* **What is being asked**:
Copy the records exactly, every one of them.

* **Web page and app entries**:

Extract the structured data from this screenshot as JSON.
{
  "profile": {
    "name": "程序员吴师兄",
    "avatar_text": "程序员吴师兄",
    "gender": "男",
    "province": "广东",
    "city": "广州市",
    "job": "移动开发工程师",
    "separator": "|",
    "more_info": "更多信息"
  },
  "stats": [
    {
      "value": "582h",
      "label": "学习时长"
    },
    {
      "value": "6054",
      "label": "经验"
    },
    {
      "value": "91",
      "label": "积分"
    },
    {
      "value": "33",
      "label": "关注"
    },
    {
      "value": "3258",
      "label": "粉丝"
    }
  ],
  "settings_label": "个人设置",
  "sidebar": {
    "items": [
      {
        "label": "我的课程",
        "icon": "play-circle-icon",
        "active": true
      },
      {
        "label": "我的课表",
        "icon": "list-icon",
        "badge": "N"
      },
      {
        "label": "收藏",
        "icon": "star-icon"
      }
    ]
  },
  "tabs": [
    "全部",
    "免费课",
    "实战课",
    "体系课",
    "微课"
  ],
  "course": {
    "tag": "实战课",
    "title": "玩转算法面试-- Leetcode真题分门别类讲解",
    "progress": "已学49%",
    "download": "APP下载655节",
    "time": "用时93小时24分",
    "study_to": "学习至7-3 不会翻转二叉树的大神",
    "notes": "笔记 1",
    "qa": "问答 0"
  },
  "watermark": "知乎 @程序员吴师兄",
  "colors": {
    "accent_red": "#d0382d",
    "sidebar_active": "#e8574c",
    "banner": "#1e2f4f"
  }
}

* **Solution for this task**:
Extract the structured data from this screenshot as JSON.
{
  "profile": {
    "name": "程序员吴师兄",
    "avatar_text": "程序员吴师兄",
    "gender": "男",
    "province": "广东",
    "city": "广州市",
    "job": "移动开发工程师",
    "separator": "|",
    "more_info": "更多信息"
  },
  "stats": [
    {
      "value": "582h",
      "label": "学习时长"
    },
    {
      "value": "6054",
      "label": "经验"
    },
    {
      "value": "91",
      "label": "积分"
    },
    {
      "value": "33",
      "label": "关注"
    },
    {
      "value": "3258",
      "label": "粉丝"
    }
  ],
  "settings_label": "个人设置",
  "sidebar": {
    "items": [
      {
        "label": "我的课程",
        "icon": "play-circle-icon",
        "active": true
      },
      {
        "label": "我的课表",
        "icon": "list-icon",
        "badge": "N"
      },
      {
        "label": "收藏",
        "icon": "star-icon"
      }
    ]
  },
  "tabs": [
    "全部",
    "免费课",
    "实战课",
    "体系课",
    "微课"
  ],
  "course": {
    "tag": "实战课",
    "title": "玩转算法面试-- Leetcode真题分门别类讲解",
    "progress": "已学49%",
    "download": "APP下载655节",
    "time": "用时93小时24分",
    "study_to": "学习至7-3 不会翻转二叉树的大神",
    "notes": "笔记 1",
    "qa": "问答 0"
  },
  "watermark": "知乎 @程序员吴师兄",
  "colors": {
    "accent_red": "#d0382d",
    "sidebar_active": "#e8574c",
    "banner": "#1e2f4f"
  }
}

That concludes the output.